Breaking the Spatiotemporal Barriers of MR Spectroscopic Imaging:
A Marriage of Spin Physics and Machine Learning for Label-Free Molecular Imaging
Molecular imaging has been a dream of biomedical imaging scientists for decades, and governments and industries around the world have invested billions into this area. However, most existing molecular imaging techniques (e.g., PET and SPECT) require exogenous molecular probes or reporters to be introduced into a subject in order to obtain molecule-specific information, thereby limiting their practical utility. Magnetic resonance spectroscopic imaging (MRSI) has long been recognized as a powerful tool for non-invasive, label-free molecular imaging and a lot of outstanding work has been done over the past three decades, resulting in significant advances in MRSI data acquisition, pulse sequences, data processing, and image reconstruction. However, in spite of these enormous progresses, current MRSI technology still falls short of providing adequate spatial resolution, speed, and signal-to-noise ratio (SNR) for routine clinical and research applications.
The talk will discuss our recent advances in overcoming the long-standing technical barriers for label-free molecular imaging using intrinsic MR signals. This ultrafast MRSI technology, resulting from many years of research efforts, is based on a new approach to spatiospectral imaging, which includes rapid data acquisition, sparse sampling of (k, t)-space, constrained image reconstruction, and learning-based spectral quantification using spectral basis from quantum simulation. This technology has demonstrated an unprecedented combination of resolution, speed and SNR for MRSI. In this talk, I will discuss this new ultrafast MRSI technology and show some exciting experimental results we have obtained.
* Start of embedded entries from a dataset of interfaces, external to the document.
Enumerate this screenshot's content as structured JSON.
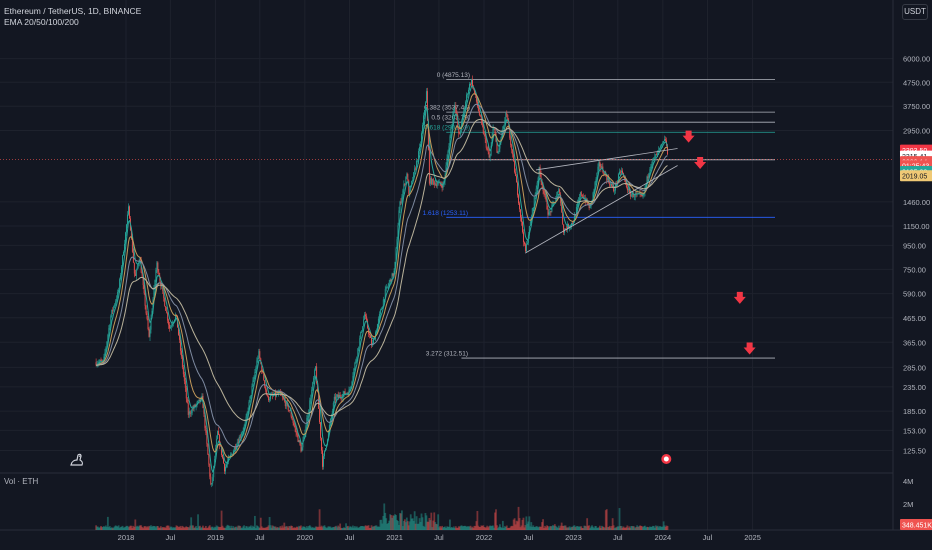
{
  "header": {
    "symbol": "Ethereum / TetherUS, 1D, BINANCE",
    "indicator": "EMA 20/50/100/200",
    "currency": "USDT"
  },
  "volume_pane": {
    "label": "Vol · ETH",
    "last_tag": "348.451K"
  },
  "colors": {
    "background": "#131722",
    "up": "#26a69a",
    "down": "#ef5350",
    "ema20": "#26a69a",
    "ema50": "#c49a5a",
    "ema100": "#7e8aa0",
    "ema200": "#b9b29a",
    "fib_main": "#b2b5be",
    "fib_618": "#26a69a",
    "fib_1618": "#2962ff",
    "arrow": "#f23645"
  },
  "chart_data": {
    "type": "candlestick",
    "y_scale": "log",
    "x_ticks": [
      "2018",
      "Jul",
      "2019",
      "Jul",
      "2020",
      "Jul",
      "2021",
      "Jul",
      "2022",
      "Jul",
      "2023",
      "Jul",
      "2024",
      "Jul",
      "2025"
    ],
    "y_ticks": [
      "6000.00",
      "4750.00",
      "3750.00",
      "2950.00",
      "1460.00",
      "1150.00",
      "950.00",
      "750.00",
      "590.00",
      "465.00",
      "365.00",
      "285.00",
      "235.00",
      "185.00",
      "153.00",
      "125.50"
    ],
    "vol_ticks": [
      "4M",
      "2M"
    ],
    "ylim": [
      105,
      8000
    ],
    "price_path": [
      [
        "2017-09-01",
        300
      ],
      [
        "2017-10-01",
        300
      ],
      [
        "2017-11-01",
        480
      ],
      [
        "2017-12-01",
        600
      ],
      [
        "2018-01-12",
        1390
      ],
      [
        "2018-02-06",
        680
      ],
      [
        "2018-02-25",
        860
      ],
      [
        "2018-04-05",
        380
      ],
      [
        "2018-05-06",
        800
      ],
      [
        "2018-06-28",
        420
      ],
      [
        "2018-07-24",
        480
      ],
      [
        "2018-09-12",
        180
      ],
      [
        "2018-11-08",
        210
      ],
      [
        "2018-12-15",
        85
      ],
      [
        "2019-01-10",
        150
      ],
      [
        "2019-02-07",
        105
      ],
      [
        "2019-05-01",
        160
      ],
      [
        "2019-06-26",
        330
      ],
      [
        "2019-08-01",
        210
      ],
      [
        "2019-09-20",
        220
      ],
      [
        "2019-11-01",
        185
      ],
      [
        "2019-12-18",
        125
      ],
      [
        "2020-02-14",
        285
      ],
      [
        "2020-03-13",
        110
      ],
      [
        "2020-05-01",
        210
      ],
      [
        "2020-07-01",
        225
      ],
      [
        "2020-09-01",
        480
      ],
      [
        "2020-10-01",
        350
      ],
      [
        "2020-11-24",
        600
      ],
      [
        "2021-01-01",
        740
      ],
      [
        "2021-01-20",
        1380
      ],
      [
        "2021-02-20",
        1950
      ],
      [
        "2021-03-01",
        1560
      ],
      [
        "2021-04-15",
        2500
      ],
      [
        "2021-05-11",
        4300
      ],
      [
        "2021-05-23",
        1800
      ],
      [
        "2021-06-22",
        1750
      ],
      [
        "2021-07-20",
        1720
      ],
      [
        "2021-09-03",
        3950
      ],
      [
        "2021-09-21",
        2750
      ],
      [
        "2021-10-25",
        4300
      ],
      [
        "2021-11-10",
        4875
      ],
      [
        "2021-12-04",
        3800
      ],
      [
        "2022-01-24",
        2200
      ],
      [
        "2022-02-10",
        3200
      ],
      [
        "2022-02-24",
        2300
      ],
      [
        "2022-04-02",
        3500
      ],
      [
        "2022-05-12",
        1800
      ],
      [
        "2022-06-18",
        880
      ],
      [
        "2022-08-14",
        2000
      ],
      [
        "2022-09-22",
        1280
      ],
      [
        "2022-11-05",
        1650
      ],
      [
        "2022-11-21",
        1100
      ],
      [
        "2022-12-31",
        1200
      ],
      [
        "2023-01-31",
        1600
      ],
      [
        "2023-03-10",
        1370
      ],
      [
        "2023-04-16",
        2130
      ],
      [
        "2023-06-15",
        1630
      ],
      [
        "2023-07-14",
        2000
      ],
      [
        "2023-08-17",
        1580
      ],
      [
        "2023-10-12",
        1530
      ],
      [
        "2023-11-10",
        2100
      ],
      [
        "2023-12-10",
        2350
      ],
      [
        "2024-01-12",
        2700
      ],
      [
        "2024-01-23",
        2220
      ]
    ],
    "fib_levels": [
      {
        "ratio": "0",
        "price": 4875.13,
        "label": "0 (4875.13)"
      },
      {
        "ratio": "0.382",
        "price": 3537.46,
        "label": "0.382 (3537.46)"
      },
      {
        "ratio": "0.5",
        "price": 3203.79,
        "label": "0.5 (3203.79)"
      },
      {
        "ratio": "0.618",
        "price": 2901.59,
        "label": "0.618 (2901.59)"
      },
      {
        "ratio": "1",
        "price": 2210.0,
        "label": ""
      },
      {
        "ratio": "1.618",
        "price": 1253.11,
        "label": "1.618 (1253.11)"
      },
      {
        "ratio": "3.272",
        "price": 312.51,
        "label": "3.272 (312.51)"
      }
    ],
    "price_tags": [
      {
        "label": "2393.50",
        "price": 2420,
        "bg": "#f23645",
        "fg": "#ffffff"
      },
      {
        "label": "2315.41",
        "price": 2280,
        "bg": "#ffffff",
        "fg": "#131722"
      },
      {
        "label": "2220.14",
        "price": 2160,
        "bg": "#ef5350",
        "fg": "#ffffff"
      },
      {
        "label": "01:25:43",
        "price": 2075,
        "bg": "#ef5350",
        "fg": "#ffffff"
      },
      {
        "label": "2195.32",
        "price": 1960,
        "bg": "#26a69a",
        "fg": "#ffffff"
      },
      {
        "label": "2019.05",
        "price": 1880,
        "bg": "#f0c975",
        "fg": "#131722"
      }
    ],
    "last_price_line": 2220
  }
}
Zhi-Pei Liang received his Ph.D. degree in Biomedical Engineering from Case Western Reserve University in 1989. He subsequently joined the University of Illinois at Urbana-Champaign (UIUC) first as a postdoctoral fellow (working with the late Nobel Laureate Paul Lauterbur) and then as a faculty member in the Department of Electrical and Computer Engineering. Dr. Liang is currently the Franklin W. Woeltge Professor of Electrical and Computer Engineering; he also co-chairs the Integrative Imaging Theme in the Beckman Institute for Advanced Science and Technology. Dr. Liang’s research is in the general area of magnetic resonance imaging and spectroscopy, ranging from spin physics, signal processing, machine learning, to biomedical applications. Research from his group has received a number of recognitions, including the Sylvia Sorkin Greenfield Award (Medical Physics, 1990), Whitaker Biomedical Engineering Research Award (1991), NSF CAREER Award (1995), Henry Magnuski Scholar Award (UIUC, 1999), University Scholar Award (UIUC, 2001), Isidor I. Rabi Award (International Society of Magnetic Resonance in Medicine, 2009), IEEE-EMBC Best Paper Awards (2010, 2011), IEEE-ISBI Best Paper Award (2010, 2015), Otto Schmitt Award (International Federation for Medical and Biological Engineering, 2012), and Technical Achievement Award (IEEE Engineering in Medicine and Biology Society, 2014). Dr. Liang is a Fellow of the IEEE, the International Society for Magnetic Resonance in Medicine, and the American Institute for Medical and Biological Engineering. He was elected to the International Academy of Medical and Biological Engineering in 2012. Dr. Liang served as President of the IEEE Engineering in Medicine and Biology Society from 2011-2012 and received its Distinguished Service Award in 2015.